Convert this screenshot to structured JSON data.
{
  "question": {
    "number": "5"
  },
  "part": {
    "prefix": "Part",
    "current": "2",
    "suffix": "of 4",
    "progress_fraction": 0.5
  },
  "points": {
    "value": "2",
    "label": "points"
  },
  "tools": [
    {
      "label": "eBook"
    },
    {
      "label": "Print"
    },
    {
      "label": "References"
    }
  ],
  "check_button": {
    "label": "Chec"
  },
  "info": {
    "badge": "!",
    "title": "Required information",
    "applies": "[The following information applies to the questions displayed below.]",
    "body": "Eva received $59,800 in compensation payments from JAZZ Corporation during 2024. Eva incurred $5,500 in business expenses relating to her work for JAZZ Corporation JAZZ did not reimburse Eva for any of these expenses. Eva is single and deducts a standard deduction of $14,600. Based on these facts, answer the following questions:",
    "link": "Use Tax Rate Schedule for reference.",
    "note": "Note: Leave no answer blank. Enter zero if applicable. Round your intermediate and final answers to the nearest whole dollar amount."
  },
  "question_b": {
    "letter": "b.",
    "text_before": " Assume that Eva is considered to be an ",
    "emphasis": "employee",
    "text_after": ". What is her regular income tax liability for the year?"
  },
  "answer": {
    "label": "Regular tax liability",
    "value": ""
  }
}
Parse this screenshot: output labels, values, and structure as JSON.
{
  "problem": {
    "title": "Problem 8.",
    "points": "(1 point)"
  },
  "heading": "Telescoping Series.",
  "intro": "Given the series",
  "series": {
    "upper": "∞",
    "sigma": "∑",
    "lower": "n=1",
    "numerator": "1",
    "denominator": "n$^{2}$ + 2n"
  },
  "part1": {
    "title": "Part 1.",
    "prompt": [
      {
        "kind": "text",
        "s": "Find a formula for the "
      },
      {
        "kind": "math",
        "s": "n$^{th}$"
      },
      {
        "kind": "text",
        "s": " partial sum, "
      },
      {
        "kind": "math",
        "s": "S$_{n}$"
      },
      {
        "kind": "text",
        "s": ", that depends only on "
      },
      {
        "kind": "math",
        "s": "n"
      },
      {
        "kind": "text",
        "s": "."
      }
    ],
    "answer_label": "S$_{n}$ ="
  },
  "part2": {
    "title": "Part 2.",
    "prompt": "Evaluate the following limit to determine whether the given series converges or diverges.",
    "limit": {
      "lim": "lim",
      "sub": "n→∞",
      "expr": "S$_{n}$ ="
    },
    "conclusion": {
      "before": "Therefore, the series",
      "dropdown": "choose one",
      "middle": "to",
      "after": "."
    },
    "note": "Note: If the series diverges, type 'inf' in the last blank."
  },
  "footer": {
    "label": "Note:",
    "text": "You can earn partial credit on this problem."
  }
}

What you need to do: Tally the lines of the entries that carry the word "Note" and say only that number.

Task output: 3